Exercise | Write the entries out again exactly; any picture among them gets left out.

Data items |
++++++
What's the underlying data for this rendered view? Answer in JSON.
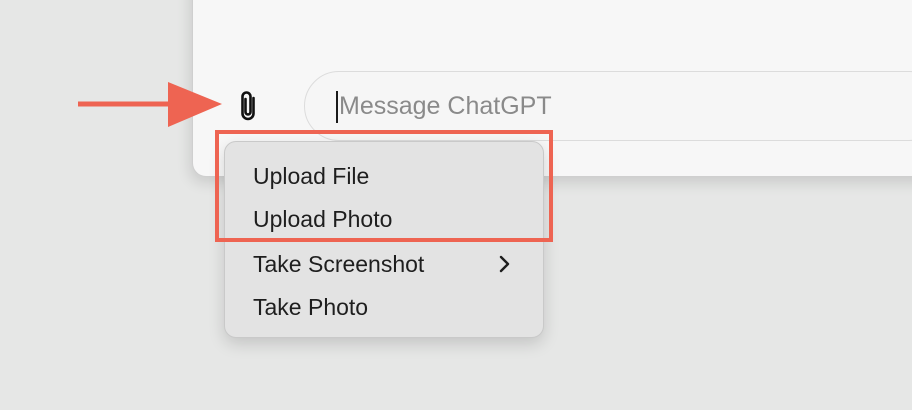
{
  "composer": {
    "placeholder": "Message ChatGPT",
    "attach_icon": "paperclip-icon"
  },
  "attach_menu": {
    "items": [
      {
        "label": "Upload File",
        "has_submenu": false
      },
      {
        "label": "Upload Photo",
        "has_submenu": false
      },
      {
        "label": "Take Screenshot",
        "has_submenu": true
      },
      {
        "label": "Take Photo",
        "has_submenu": false
      }
    ]
  },
  "annotation": {
    "highlight_color": "#ee6452",
    "arrow_color": "#ee6452",
    "highlighted_items": [
      "Upload File",
      "Upload Photo"
    ]
  }
}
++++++
Response |
What's the underlying data for this rendered view? Answer in JSON.
{
  "composer": {
    "placeholder": "Message ChatGPT",
    "attach_icon": "paperclip-icon"
  },
  "attach_menu": {
    "items": [
      {
        "label": "Upload File",
        "has_submenu": false
      },
      {
        "label": "Upload Photo",
        "has_submenu": false
      },
      {
        "label": "Take Screenshot",
        "has_submenu": true
      },
      {
        "label": "Take Photo",
        "has_submenu": false
      }
    ]
  },
  "annotation": {
    "highlight_color": "#ee6452",
    "arrow_color": "#ee6452",
    "highlighted_items": [
      "Upload File",
      "Upload Photo"
    ]
  }
}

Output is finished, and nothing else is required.